● **WHAT IS EXPECTED**: Tally how many lines of these entries hold the string "image". Return the number alone.

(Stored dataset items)
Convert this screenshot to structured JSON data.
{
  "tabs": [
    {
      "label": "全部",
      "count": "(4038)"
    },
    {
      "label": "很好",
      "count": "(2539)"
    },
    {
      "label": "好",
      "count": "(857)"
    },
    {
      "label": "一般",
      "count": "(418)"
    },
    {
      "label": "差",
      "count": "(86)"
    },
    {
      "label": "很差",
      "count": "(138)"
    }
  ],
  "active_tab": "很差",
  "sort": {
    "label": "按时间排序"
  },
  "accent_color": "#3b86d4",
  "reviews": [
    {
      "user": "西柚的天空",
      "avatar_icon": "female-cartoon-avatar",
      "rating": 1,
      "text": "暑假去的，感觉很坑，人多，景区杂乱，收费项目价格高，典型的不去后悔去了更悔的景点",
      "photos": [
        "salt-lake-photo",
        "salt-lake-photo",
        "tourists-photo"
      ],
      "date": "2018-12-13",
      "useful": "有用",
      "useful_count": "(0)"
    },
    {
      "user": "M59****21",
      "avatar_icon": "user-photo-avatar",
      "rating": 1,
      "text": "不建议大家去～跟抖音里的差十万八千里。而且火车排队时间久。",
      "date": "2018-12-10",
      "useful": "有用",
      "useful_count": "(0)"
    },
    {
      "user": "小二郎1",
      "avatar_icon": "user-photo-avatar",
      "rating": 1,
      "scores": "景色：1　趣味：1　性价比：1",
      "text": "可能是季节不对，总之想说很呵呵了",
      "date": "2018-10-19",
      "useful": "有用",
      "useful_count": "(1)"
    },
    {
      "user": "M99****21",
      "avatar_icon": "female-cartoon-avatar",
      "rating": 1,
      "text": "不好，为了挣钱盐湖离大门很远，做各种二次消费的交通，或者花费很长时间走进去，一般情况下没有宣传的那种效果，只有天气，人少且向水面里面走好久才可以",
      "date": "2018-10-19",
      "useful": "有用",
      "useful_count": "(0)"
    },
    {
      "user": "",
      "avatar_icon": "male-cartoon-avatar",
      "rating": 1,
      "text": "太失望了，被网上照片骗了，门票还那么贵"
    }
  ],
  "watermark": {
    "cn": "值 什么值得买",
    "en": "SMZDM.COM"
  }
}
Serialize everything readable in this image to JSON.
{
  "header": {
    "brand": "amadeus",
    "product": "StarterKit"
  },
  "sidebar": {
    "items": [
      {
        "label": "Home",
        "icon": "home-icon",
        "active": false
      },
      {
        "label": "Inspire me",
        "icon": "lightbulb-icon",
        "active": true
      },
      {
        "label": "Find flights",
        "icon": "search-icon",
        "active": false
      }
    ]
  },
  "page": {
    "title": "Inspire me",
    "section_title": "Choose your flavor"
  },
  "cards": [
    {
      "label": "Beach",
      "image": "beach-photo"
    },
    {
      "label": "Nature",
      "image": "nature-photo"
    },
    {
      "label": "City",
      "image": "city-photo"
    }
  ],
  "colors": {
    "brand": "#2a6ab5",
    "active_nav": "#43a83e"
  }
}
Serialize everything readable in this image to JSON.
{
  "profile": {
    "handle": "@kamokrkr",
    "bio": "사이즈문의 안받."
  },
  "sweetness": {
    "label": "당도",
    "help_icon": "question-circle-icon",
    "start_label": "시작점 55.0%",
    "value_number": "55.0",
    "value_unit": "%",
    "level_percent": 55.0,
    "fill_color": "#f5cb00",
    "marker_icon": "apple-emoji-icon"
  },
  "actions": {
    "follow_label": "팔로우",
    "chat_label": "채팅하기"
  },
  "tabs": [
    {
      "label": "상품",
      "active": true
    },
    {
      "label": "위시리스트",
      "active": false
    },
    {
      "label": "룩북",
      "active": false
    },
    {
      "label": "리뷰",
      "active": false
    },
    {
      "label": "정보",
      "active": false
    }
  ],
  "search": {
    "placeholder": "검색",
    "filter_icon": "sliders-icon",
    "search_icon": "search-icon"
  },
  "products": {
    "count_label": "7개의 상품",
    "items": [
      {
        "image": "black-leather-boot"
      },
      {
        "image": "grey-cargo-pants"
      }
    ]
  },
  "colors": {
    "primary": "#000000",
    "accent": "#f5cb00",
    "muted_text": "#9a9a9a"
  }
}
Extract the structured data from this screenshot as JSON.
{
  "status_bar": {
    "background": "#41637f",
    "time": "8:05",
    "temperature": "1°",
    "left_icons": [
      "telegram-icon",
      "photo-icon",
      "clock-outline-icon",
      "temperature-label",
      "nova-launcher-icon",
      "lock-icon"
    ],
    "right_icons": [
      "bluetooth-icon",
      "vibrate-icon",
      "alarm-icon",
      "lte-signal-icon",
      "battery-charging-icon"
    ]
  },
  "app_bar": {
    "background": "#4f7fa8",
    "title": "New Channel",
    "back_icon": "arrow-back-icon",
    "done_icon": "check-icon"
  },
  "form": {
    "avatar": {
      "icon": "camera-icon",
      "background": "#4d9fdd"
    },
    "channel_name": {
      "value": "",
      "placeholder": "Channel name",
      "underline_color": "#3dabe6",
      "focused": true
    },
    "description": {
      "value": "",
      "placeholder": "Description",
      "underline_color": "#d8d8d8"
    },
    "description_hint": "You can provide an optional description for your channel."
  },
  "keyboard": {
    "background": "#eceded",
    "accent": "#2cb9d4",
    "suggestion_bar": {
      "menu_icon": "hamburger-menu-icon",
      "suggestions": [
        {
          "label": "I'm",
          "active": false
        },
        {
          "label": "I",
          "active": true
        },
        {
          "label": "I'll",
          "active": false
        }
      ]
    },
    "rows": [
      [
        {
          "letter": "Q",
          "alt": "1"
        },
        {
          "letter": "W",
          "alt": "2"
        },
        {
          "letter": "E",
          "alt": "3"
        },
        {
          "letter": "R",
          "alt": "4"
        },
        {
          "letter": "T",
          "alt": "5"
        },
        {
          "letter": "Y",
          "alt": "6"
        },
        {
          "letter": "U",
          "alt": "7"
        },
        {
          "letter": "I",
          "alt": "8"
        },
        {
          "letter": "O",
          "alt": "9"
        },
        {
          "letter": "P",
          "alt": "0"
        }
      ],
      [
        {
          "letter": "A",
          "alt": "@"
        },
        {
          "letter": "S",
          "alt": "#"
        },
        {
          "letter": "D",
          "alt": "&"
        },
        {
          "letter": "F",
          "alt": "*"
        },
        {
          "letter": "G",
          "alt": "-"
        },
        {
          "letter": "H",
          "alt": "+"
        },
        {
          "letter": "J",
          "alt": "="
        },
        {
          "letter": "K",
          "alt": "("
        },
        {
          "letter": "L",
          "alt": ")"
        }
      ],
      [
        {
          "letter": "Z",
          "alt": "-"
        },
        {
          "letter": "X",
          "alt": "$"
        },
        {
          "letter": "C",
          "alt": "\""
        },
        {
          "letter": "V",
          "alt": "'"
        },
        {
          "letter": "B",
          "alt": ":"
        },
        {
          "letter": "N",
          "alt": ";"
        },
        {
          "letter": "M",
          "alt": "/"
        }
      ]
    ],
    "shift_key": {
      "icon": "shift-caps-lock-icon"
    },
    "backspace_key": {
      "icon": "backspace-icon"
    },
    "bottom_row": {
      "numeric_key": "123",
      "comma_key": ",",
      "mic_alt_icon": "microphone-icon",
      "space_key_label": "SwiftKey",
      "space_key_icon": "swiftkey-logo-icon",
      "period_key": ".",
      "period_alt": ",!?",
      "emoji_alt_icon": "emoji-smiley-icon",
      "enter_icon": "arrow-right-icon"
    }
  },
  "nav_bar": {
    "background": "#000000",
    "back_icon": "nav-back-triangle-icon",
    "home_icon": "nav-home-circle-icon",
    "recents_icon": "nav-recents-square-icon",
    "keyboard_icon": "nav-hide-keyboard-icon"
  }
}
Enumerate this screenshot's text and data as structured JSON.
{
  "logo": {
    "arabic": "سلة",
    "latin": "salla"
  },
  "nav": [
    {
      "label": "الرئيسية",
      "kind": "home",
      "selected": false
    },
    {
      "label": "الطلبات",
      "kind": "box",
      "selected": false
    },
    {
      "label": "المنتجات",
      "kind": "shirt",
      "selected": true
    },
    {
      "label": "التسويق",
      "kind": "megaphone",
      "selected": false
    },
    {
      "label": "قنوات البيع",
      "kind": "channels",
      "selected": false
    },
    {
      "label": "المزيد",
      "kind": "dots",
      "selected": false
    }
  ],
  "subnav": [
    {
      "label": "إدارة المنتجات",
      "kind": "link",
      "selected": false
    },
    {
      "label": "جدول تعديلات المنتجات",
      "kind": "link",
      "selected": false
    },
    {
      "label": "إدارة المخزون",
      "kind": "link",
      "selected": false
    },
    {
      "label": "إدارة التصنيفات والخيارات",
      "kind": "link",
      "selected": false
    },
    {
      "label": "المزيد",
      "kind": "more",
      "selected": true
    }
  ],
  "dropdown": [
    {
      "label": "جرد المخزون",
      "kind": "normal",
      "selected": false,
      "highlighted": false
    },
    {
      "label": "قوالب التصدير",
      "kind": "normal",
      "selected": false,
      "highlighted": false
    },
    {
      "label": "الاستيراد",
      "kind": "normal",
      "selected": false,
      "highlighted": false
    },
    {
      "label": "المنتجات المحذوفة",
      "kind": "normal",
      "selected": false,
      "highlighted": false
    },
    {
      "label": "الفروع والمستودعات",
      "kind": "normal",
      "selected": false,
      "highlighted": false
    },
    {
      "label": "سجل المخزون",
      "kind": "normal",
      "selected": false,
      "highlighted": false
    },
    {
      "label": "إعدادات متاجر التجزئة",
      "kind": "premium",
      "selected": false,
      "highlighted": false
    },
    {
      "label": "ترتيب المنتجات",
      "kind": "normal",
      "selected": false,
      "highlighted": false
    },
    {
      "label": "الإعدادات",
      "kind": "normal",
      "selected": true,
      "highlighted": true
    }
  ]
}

● **EXERCISE SOLUTION**: 7